NEW DELHI—India released economic data on Wednesday that confirmed its place as an outlier in a low-growth world, and Prime Minister Narendra Modi has promised further steps to encourage investment and modernize bureaucracy.
But with his latest step, Mr. Modi has left India’s star looking a lot dimmer, at least for the time being.
Three weeks after his government abruptly canceled India’s largest bank notes to drill out ill-gotten wealth, companies big and small are reeling from the shock to cash sales, large numbers of the poor remain cut off from wages and the new rupee bills aren’t reaching many corners of the country quickly enough.
While government statisticians on Wednesday reported year-to-year GDP growth of 7.3% for the July-through-September quarter, some economists have already cut their growth forecasts for the full fiscal year, which ends in March.

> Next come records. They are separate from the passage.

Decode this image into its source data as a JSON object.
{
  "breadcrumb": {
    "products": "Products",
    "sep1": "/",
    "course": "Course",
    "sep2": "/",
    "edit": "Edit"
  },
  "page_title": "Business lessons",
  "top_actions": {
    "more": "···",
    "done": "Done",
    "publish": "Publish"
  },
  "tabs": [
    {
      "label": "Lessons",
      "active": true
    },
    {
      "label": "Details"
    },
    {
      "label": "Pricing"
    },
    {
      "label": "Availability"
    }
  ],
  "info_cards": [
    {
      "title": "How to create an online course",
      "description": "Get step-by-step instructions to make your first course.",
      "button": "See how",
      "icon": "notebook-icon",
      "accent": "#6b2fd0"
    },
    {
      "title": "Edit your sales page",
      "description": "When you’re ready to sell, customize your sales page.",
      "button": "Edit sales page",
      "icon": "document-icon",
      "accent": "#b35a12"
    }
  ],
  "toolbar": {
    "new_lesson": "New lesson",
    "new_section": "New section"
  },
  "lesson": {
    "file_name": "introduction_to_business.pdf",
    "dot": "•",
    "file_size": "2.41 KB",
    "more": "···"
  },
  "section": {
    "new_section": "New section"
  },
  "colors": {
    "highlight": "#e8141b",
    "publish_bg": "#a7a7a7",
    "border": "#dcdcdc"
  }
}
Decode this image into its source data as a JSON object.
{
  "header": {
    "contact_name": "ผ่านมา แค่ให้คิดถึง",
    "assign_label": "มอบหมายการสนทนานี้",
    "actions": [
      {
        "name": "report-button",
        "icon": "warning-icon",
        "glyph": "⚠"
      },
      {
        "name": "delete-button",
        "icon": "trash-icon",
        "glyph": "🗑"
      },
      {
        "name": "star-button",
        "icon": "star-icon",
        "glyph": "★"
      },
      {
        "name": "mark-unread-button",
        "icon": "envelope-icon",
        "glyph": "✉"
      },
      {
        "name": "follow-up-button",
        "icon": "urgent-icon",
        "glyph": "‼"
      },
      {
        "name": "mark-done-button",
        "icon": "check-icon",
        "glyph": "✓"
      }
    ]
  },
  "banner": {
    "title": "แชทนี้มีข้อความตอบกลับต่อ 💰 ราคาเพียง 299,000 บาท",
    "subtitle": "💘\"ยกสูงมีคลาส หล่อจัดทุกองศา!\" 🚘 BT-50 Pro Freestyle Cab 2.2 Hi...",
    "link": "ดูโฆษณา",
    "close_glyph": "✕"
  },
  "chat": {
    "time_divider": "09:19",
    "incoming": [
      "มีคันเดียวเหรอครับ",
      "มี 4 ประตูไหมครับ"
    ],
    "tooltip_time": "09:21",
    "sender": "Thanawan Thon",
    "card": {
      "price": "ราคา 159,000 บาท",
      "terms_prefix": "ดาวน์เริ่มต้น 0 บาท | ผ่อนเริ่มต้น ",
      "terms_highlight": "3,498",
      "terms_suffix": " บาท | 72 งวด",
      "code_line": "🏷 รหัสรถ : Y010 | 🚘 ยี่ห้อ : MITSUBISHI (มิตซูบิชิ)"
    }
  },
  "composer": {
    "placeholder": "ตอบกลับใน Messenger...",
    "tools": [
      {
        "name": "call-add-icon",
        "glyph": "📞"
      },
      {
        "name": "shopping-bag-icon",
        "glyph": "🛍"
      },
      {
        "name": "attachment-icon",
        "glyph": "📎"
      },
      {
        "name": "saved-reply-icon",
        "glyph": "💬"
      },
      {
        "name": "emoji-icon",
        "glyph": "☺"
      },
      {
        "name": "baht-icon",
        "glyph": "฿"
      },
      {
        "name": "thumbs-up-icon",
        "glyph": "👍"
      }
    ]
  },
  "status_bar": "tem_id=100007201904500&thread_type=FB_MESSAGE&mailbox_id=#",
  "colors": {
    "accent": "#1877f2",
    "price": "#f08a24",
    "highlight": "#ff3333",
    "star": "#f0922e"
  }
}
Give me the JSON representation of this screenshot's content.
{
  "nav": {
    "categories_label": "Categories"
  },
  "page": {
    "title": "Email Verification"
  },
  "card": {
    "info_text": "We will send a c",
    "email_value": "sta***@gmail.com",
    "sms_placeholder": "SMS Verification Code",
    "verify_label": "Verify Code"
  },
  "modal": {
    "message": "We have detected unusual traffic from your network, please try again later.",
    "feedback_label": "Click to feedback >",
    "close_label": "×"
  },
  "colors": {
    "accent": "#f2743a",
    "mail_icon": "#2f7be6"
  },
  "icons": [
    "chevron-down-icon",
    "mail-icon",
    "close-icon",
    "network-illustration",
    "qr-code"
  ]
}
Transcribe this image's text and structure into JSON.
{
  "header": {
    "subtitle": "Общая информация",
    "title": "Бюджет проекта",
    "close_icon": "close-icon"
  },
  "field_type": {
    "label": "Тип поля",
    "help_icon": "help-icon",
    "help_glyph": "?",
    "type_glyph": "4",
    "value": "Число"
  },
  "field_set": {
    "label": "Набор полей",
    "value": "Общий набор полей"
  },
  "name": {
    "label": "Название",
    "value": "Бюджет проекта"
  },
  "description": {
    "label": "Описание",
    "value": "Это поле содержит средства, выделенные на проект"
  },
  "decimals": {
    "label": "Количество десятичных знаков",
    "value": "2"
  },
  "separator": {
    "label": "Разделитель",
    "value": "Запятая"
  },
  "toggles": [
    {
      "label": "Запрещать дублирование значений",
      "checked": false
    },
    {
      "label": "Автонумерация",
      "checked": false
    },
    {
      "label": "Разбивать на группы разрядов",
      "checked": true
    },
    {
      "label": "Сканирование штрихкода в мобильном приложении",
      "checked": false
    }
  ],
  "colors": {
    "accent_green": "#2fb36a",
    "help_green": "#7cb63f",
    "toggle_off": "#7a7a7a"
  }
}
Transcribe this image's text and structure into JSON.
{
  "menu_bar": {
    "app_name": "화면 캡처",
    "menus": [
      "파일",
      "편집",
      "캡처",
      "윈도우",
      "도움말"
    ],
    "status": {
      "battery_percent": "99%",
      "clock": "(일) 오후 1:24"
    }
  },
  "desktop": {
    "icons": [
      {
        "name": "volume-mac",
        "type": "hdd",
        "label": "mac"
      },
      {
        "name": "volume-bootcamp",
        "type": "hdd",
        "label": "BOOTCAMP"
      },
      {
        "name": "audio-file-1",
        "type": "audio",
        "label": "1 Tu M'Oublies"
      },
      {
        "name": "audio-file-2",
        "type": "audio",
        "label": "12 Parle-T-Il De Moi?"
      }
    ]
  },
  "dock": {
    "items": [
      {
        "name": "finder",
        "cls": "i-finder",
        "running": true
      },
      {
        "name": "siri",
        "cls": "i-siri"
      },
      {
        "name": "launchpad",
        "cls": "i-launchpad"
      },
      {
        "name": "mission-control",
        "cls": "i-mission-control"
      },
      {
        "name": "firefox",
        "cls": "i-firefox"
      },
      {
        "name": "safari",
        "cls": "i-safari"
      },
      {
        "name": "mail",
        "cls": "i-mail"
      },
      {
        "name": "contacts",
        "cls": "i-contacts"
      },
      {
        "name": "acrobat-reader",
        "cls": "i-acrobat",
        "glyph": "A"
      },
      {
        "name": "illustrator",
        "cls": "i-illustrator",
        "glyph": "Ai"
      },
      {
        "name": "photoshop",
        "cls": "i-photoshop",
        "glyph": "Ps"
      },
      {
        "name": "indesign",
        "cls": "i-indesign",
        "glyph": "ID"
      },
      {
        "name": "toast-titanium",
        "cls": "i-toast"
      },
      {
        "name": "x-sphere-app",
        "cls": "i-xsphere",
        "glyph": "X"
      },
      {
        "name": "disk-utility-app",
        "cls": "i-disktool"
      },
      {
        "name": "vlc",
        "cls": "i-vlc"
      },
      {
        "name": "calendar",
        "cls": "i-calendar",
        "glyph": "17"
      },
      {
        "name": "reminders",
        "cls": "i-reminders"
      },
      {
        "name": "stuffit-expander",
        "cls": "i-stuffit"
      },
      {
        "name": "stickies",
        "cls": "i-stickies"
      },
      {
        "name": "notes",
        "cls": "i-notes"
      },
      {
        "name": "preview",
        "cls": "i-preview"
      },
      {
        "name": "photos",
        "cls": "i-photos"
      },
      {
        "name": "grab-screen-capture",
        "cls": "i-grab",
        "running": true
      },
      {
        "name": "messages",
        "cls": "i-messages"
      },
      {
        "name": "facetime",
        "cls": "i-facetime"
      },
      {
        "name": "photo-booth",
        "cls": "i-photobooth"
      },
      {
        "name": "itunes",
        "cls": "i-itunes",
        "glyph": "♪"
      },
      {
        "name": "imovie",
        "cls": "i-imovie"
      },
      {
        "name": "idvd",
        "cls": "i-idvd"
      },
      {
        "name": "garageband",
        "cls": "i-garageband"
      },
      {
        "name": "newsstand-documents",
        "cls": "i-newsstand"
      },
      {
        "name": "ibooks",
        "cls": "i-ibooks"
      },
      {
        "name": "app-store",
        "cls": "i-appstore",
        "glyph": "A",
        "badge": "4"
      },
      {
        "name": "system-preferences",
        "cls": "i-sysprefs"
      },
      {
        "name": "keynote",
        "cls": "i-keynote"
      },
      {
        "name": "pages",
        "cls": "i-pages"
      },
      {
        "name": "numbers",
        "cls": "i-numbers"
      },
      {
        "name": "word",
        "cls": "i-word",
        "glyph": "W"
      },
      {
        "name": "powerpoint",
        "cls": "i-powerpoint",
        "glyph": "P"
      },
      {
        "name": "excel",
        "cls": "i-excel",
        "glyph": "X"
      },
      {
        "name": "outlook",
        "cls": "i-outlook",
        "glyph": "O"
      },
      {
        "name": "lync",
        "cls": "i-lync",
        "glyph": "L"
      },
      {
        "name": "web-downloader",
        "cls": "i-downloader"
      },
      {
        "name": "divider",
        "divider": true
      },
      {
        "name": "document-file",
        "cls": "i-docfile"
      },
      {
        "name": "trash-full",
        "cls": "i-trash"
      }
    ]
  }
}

“Currency is like lubricant,” said Rupa Rege Nitsure, chief economist at L&T Finance Holdings. “Until the new currency replaces the old and circulation gets restored to the original levels, some loss of economic activity will definitely happen.”